> **Required action**: Below are the records; count the lines in which "Priority" occurs and report only that number.
********
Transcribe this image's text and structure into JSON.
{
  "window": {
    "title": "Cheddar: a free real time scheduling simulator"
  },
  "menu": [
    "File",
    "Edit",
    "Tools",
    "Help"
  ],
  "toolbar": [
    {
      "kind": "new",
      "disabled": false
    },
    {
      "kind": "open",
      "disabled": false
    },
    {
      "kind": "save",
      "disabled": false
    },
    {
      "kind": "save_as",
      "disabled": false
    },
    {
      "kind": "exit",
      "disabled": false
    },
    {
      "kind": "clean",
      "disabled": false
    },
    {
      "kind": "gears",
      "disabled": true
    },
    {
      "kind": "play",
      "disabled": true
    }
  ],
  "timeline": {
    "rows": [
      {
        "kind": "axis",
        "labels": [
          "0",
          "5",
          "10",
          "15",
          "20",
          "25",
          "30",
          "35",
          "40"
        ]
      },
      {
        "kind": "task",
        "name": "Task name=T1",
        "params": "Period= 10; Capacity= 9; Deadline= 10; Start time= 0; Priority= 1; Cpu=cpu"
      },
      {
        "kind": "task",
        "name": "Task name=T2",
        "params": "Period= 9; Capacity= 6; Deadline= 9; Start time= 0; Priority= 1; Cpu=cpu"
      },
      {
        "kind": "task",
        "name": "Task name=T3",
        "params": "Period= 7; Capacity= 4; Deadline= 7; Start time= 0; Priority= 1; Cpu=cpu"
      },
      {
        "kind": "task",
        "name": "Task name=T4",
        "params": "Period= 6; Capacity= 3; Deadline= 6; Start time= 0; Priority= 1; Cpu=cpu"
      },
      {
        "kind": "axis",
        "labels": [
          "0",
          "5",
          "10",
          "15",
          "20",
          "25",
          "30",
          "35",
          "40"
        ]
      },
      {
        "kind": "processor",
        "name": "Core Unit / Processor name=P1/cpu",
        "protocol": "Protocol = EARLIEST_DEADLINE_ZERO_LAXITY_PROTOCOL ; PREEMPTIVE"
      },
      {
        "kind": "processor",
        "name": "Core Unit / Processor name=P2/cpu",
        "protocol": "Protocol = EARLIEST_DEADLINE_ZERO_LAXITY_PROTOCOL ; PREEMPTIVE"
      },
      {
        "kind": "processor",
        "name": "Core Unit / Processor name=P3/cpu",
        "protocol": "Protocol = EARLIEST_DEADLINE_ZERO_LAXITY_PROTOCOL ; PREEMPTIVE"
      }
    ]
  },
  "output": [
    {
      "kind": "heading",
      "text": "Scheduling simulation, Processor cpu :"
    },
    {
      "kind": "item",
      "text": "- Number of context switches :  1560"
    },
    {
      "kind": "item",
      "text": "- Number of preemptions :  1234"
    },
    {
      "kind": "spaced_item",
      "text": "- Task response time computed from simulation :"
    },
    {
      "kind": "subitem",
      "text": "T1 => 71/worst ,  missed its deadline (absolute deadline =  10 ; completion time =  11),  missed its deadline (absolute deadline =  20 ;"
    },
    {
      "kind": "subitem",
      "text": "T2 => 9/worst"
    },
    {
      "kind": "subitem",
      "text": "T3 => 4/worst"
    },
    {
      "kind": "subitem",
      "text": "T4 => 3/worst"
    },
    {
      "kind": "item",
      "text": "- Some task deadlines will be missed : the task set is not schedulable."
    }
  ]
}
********
> **Output of the exercise**: 4